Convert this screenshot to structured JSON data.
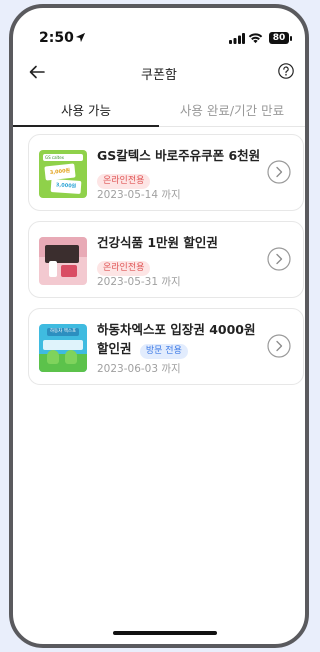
{
  "status": {
    "time": "2:50",
    "battery": "80"
  },
  "header": {
    "title": "쿠폰함"
  },
  "tabs": [
    {
      "label": "사용 가능"
    },
    {
      "label": "사용 완료/기간 만료"
    }
  ],
  "coupons": [
    {
      "name": "GS칼텍스 바로주유쿠폰 6천원",
      "badge": "온라인전용",
      "date": "2023-05-14 까지"
    },
    {
      "name": "건강식품 1만원 할인권",
      "badge": "온라인전용",
      "date": "2023-05-31 까지"
    },
    {
      "name_line1": "하동차엑스포 입장권 4000원",
      "name_line2": "할인권",
      "badge": "방문 전용",
      "date": "2023-06-03 까지"
    }
  ],
  "thumb_texts": {
    "gs_logo": "GS caltex",
    "gs_amount1": "3,000원",
    "gs_amount2": "3,000원",
    "expo_title": "하동차 엑스포"
  }
}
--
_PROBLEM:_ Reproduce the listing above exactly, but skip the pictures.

_SOLUTION TO THE EXERCISE:_
Convert this screenshot to structured JSON data.
{
  "status": {
    "time": "2:50",
    "battery": "80"
  },
  "header": {
    "title": "쿠폰함"
  },
  "tabs": [
    {
      "label": "사용 가능"
    },
    {
      "label": "사용 완료/기간 만료"
    }
  ],
  "coupons": [
    {
      "name": "GS칼텍스 바로주유쿠폰 6천원",
      "badge": "온라인전용",
      "date": "2023-05-14 까지"
    },
    {
      "name": "건강식품 1만원 할인권",
      "badge": "온라인전용",
      "date": "2023-05-31 까지"
    },
    {
      "name_line1": "하동차엑스포 입장권 4000원",
      "name_line2": "할인권",
      "badge": "방문 전용",
      "date": "2023-06-03 까지"
    }
  ],
  "thumb_texts": {
    "gs_logo": "GS caltex",
    "gs_amount1": "3,000원",
    "gs_amount2": "3,000원",
    "expo_title": "하동차 엑스포"
  }
}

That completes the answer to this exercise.